"""

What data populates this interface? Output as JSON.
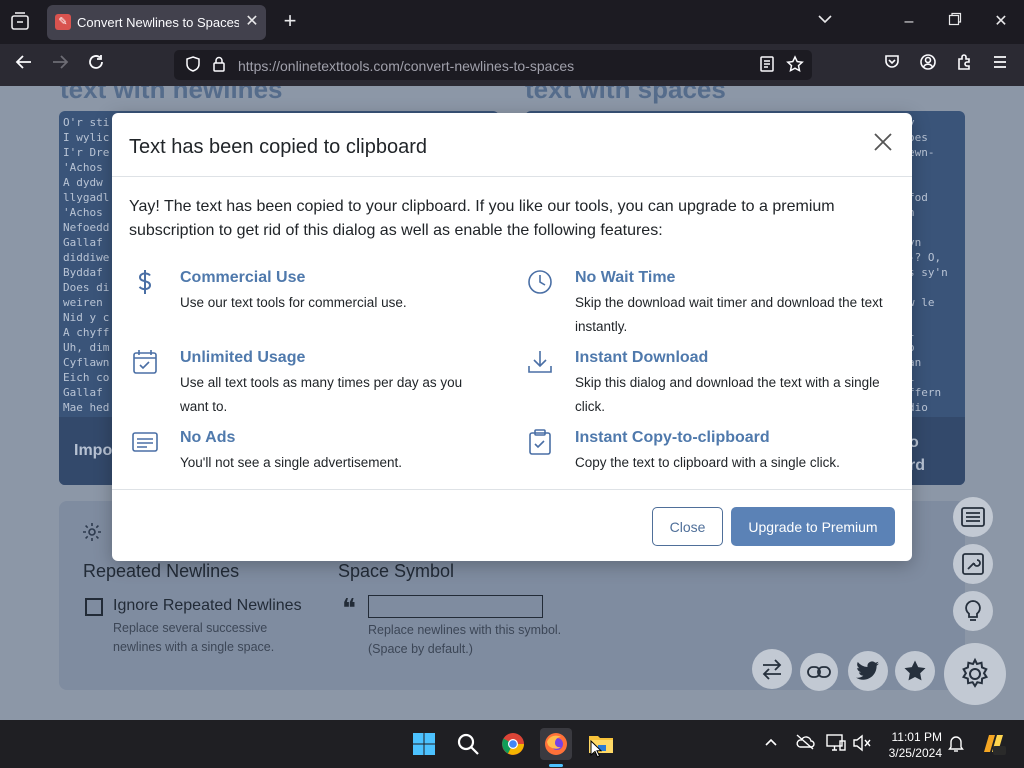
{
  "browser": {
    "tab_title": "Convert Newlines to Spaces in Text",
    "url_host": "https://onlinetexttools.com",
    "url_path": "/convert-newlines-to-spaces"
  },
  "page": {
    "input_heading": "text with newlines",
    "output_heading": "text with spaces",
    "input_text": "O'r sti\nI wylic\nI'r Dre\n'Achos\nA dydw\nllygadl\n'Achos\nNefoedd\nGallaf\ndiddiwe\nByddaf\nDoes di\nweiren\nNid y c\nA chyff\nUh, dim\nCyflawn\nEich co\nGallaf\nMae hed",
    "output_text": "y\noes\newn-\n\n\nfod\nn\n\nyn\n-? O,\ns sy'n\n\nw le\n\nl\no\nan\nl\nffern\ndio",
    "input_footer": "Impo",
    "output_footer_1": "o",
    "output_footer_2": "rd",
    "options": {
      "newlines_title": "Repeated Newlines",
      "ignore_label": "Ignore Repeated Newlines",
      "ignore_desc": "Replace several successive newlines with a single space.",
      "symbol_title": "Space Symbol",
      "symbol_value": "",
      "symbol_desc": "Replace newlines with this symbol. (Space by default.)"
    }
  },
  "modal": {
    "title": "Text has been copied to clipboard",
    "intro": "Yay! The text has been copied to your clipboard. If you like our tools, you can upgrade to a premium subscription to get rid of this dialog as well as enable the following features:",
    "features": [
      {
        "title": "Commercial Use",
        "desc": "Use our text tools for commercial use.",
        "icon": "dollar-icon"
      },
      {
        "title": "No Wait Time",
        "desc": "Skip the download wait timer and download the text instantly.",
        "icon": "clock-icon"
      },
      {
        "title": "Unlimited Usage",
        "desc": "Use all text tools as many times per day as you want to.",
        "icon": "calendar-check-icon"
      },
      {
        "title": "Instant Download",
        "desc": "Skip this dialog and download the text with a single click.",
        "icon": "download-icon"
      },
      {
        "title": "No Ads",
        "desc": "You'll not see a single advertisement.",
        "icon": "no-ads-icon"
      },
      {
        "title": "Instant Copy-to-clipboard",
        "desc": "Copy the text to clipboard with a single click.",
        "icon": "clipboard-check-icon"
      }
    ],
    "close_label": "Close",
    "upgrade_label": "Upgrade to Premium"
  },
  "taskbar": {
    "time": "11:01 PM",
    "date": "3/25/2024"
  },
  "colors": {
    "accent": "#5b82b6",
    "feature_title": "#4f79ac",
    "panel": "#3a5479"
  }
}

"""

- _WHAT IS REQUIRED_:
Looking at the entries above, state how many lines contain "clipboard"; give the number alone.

- _RESPONSE TO THE EXERCISE_:
5